──────── Records shown ────────

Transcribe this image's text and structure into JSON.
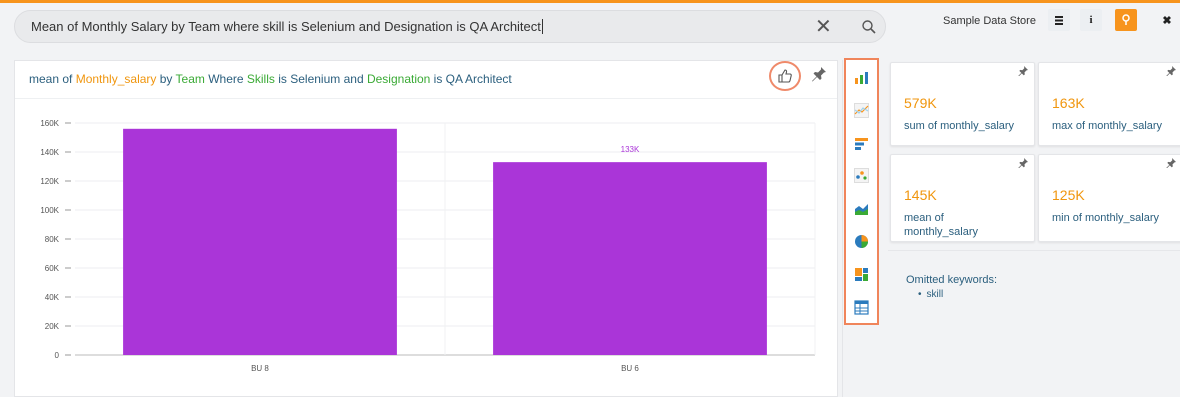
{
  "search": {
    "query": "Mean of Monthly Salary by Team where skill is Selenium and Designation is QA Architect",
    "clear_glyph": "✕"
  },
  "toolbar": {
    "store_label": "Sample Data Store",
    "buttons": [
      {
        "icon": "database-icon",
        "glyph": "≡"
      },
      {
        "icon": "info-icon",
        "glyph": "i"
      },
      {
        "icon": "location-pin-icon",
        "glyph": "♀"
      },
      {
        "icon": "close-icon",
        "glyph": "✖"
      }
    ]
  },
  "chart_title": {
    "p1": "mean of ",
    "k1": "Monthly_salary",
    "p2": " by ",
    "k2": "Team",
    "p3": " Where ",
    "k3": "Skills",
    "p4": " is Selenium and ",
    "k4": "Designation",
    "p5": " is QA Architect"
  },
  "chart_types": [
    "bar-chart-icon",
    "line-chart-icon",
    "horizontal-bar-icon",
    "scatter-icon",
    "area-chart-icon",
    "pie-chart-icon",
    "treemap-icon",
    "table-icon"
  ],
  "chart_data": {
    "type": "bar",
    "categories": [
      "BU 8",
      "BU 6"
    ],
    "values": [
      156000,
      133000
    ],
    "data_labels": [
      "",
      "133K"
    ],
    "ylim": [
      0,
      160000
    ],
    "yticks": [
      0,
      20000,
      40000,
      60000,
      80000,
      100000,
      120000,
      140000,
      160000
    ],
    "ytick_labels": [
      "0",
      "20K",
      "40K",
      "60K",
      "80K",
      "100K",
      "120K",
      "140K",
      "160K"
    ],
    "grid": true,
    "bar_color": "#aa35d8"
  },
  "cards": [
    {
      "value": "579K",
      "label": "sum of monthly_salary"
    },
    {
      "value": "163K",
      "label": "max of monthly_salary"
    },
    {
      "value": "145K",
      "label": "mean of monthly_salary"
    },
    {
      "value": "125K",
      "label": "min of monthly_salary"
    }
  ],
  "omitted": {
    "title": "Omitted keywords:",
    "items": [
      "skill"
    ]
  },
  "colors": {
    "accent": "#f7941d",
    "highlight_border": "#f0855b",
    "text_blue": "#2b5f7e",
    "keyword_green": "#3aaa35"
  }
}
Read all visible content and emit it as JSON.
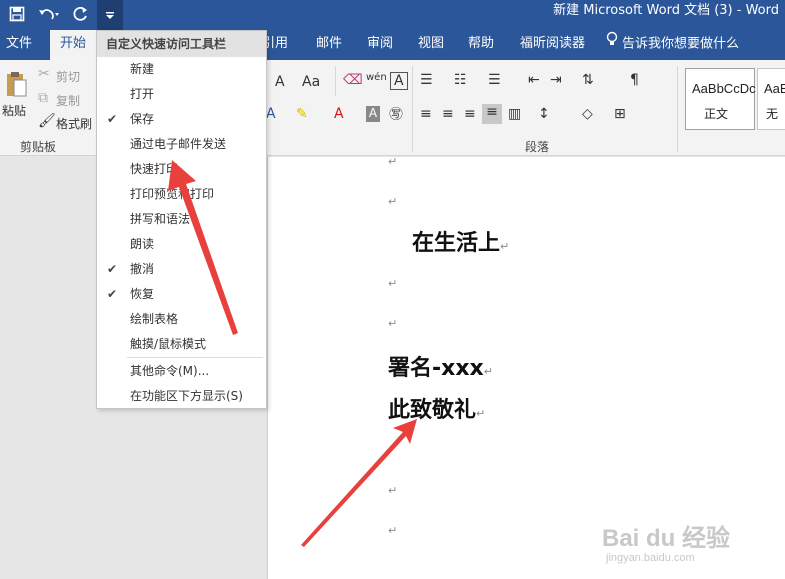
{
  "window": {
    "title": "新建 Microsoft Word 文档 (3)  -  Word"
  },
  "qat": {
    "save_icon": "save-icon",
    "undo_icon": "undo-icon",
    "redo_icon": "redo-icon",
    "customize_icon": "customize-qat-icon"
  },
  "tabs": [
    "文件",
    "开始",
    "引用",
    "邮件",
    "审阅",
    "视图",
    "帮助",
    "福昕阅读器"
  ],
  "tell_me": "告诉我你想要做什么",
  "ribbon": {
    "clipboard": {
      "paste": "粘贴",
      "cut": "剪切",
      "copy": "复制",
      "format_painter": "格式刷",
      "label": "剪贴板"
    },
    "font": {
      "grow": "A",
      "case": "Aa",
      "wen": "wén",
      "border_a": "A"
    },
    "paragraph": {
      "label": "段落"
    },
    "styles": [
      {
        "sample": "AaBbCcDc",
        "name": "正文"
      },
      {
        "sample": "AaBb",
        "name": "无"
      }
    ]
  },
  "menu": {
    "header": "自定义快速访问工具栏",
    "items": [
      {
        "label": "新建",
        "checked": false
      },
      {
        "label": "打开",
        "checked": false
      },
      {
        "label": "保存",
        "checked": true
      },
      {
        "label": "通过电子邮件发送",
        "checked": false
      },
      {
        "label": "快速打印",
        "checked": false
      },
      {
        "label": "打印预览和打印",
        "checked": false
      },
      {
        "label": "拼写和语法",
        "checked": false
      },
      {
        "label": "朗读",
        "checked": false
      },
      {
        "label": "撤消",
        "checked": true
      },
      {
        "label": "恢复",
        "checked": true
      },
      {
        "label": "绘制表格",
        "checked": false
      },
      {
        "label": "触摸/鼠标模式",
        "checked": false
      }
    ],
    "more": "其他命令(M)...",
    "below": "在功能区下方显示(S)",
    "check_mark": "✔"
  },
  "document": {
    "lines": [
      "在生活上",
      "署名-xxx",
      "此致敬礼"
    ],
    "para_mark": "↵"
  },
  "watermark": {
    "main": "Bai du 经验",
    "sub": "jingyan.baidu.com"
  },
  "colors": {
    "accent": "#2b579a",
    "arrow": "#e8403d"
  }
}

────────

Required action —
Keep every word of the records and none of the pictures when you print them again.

The completed task —
Transcribe this image's text and structure into JSON.
{
  "search": {
    "query": "Mean of Monthly Salary by Team where skill is Selenium and Designation is QA Architect",
    "clear_glyph": "✕"
  },
  "toolbar": {
    "store_label": "Sample Data Store",
    "buttons": [
      {
        "icon": "database-icon",
        "glyph": "≡"
      },
      {
        "icon": "info-icon",
        "glyph": "i"
      },
      {
        "icon": "location-pin-icon",
        "glyph": "♀"
      },
      {
        "icon": "close-icon",
        "glyph": "✖"
      }
    ]
  },
  "chart_title": {
    "p1": "mean of ",
    "k1": "Monthly_salary",
    "p2": " by ",
    "k2": "Team",
    "p3": " Where ",
    "k3": "Skills",
    "p4": " is Selenium and ",
    "k4": "Designation",
    "p5": " is QA Architect"
  },
  "chart_types": [
    "bar-chart-icon",
    "line-chart-icon",
    "horizontal-bar-icon",
    "scatter-icon",
    "area-chart-icon",
    "pie-chart-icon",
    "treemap-icon",
    "table-icon"
  ],
  "chart_data": {
    "type": "bar",
    "categories": [
      "BU 8",
      "BU 6"
    ],
    "values": [
      156000,
      133000
    ],
    "data_labels": [
      "",
      "133K"
    ],
    "ylim": [
      0,
      160000
    ],
    "yticks": [
      0,
      20000,
      40000,
      60000,
      80000,
      100000,
      120000,
      140000,
      160000
    ],
    "ytick_labels": [
      "0",
      "20K",
      "40K",
      "60K",
      "80K",
      "100K",
      "120K",
      "140K",
      "160K"
    ],
    "grid": true,
    "bar_color": "#aa35d8"
  },
  "cards": [
    {
      "value": "579K",
      "label": "sum of monthly_salary"
    },
    {
      "value": "163K",
      "label": "max of monthly_salary"
    },
    {
      "value": "145K",
      "label": "mean of monthly_salary"
    },
    {
      "value": "125K",
      "label": "min of monthly_salary"
    }
  ],
  "omitted": {
    "title": "Omitted keywords:",
    "items": [
      "skill"
    ]
  },
  "colors": {
    "accent": "#f7941d",
    "highlight_border": "#f0855b",
    "text_blue": "#2b5f7e",
    "keyword_green": "#3aaa35"
  }
}
Read all visible content and emit it as JSON.
{
  "window": {
    "title": "新建 Microsoft Word 文档 (3)  -  Word"
  },
  "qat": {
    "save_icon": "save-icon",
    "undo_icon": "undo-icon",
    "redo_icon": "redo-icon",
    "customize_icon": "customize-qat-icon"
  },
  "tabs": [
    "文件",
    "开始",
    "引用",
    "邮件",
    "审阅",
    "视图",
    "帮助",
    "福昕阅读器"
  ],
  "tell_me": "告诉我你想要做什么",
  "ribbon": {
    "clipboard": {
      "paste": "粘贴",
      "cut": "剪切",
      "copy": "复制",
      "format_painter": "格式刷",
      "label": "剪贴板"
    },
    "font": {
      "grow": "A",
      "case": "Aa",
      "wen": "wén",
      "border_a": "A"
    },
    "paragraph": {
      "label": "段落"
    },
    "styles": [
      {
        "sample": "AaBbCcDc",
        "name": "正文"
      },
      {
        "sample": "AaBb",
        "name": "无"
      }
    ]
  },
  "menu": {
    "header": "自定义快速访问工具栏",
    "items": [
      {
        "label": "新建",
        "checked": false
      },
      {
        "label": "打开",
        "checked": false
      },
      {
        "label": "保存",
        "checked": true
      },
      {
        "label": "通过电子邮件发送",
        "checked": false
      },
      {
        "label": "快速打印",
        "checked": false
      },
      {
        "label": "打印预览和打印",
        "checked": false
      },
      {
        "label": "拼写和语法",
        "checked": false
      },
      {
        "label": "朗读",
        "checked": false
      },
      {
        "label": "撤消",
        "checked": true
      },
      {
        "label": "恢复",
        "checked": true
      },
      {
        "label": "绘制表格",
        "checked": false
      },
      {
        "label": "触摸/鼠标模式",
        "checked": false
      }
    ],
    "more": "其他命令(M)...",
    "below": "在功能区下方显示(S)",
    "check_mark": "✔"
  },
  "document": {
    "lines": [
      "在生活上",
      "署名-xxx",
      "此致敬礼"
    ],
    "para_mark": "↵"
  },
  "watermark": {
    "main": "Bai du 经验",
    "sub": "jingyan.baidu.com"
  },
  "colors": {
    "accent": "#2b579a",
    "arrow": "#e8403d"
  }
}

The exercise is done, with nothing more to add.